**Goal of the exercise:** What you return must match the records below exactly, apart from the omitted pictures.

**Records to process:**
•••
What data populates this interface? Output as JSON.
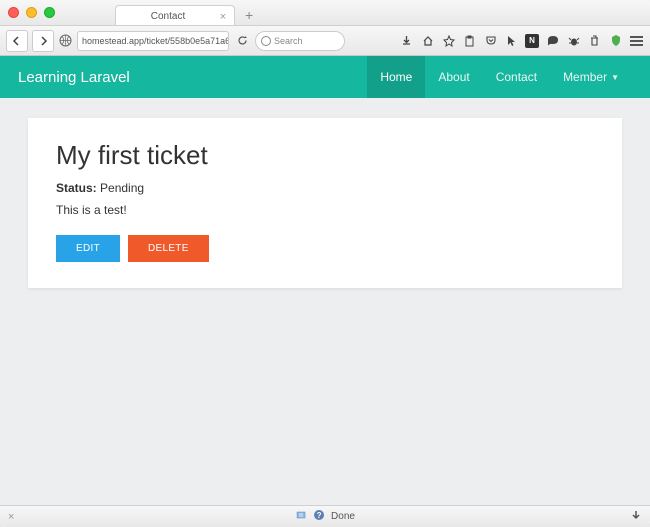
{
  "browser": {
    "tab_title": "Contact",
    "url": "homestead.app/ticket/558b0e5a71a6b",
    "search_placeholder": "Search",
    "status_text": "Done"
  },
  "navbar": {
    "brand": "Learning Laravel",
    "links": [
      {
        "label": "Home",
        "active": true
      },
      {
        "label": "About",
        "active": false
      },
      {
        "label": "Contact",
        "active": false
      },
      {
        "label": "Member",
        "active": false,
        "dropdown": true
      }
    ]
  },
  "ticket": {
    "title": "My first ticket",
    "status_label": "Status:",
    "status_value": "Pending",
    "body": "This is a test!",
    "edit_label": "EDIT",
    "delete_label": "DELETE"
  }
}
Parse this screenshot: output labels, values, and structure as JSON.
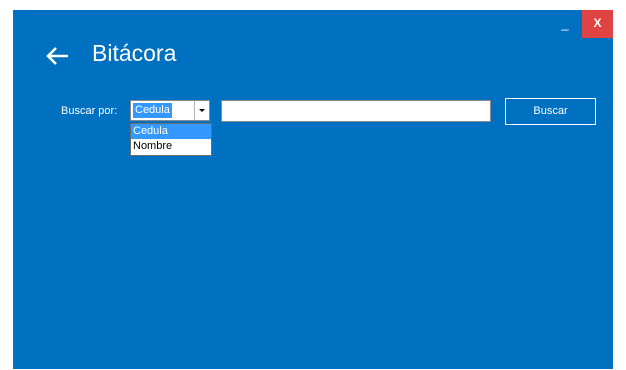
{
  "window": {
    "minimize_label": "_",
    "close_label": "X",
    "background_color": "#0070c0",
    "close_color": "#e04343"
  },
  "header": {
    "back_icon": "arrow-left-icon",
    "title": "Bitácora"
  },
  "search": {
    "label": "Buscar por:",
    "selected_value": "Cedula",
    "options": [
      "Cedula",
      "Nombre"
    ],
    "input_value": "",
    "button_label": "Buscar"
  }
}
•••
**Response to this exercise:**
What data populates this interface? Output as JSON.
{
  "browser": {
    "tab_title": "Contact",
    "url": "homestead.app/ticket/558b0e5a71a6b",
    "search_placeholder": "Search",
    "status_text": "Done"
  },
  "navbar": {
    "brand": "Learning Laravel",
    "links": [
      {
        "label": "Home",
        "active": true
      },
      {
        "label": "About",
        "active": false
      },
      {
        "label": "Contact",
        "active": false
      },
      {
        "label": "Member",
        "active": false,
        "dropdown": true
      }
    ]
  },
  "ticket": {
    "title": "My first ticket",
    "status_label": "Status:",
    "status_value": "Pending",
    "body": "This is a test!",
    "edit_label": "EDIT",
    "delete_label": "DELETE"
  }
}
Parse this screenshot: output labels, values, and structure as JSON.
{
  "window": {
    "minimize_label": "_",
    "close_label": "X",
    "background_color": "#0070c0",
    "close_color": "#e04343"
  },
  "header": {
    "back_icon": "arrow-left-icon",
    "title": "Bitácora"
  },
  "search": {
    "label": "Buscar por:",
    "selected_value": "Cedula",
    "options": [
      "Cedula",
      "Nombre"
    ],
    "input_value": "",
    "button_label": "Buscar"
  }
}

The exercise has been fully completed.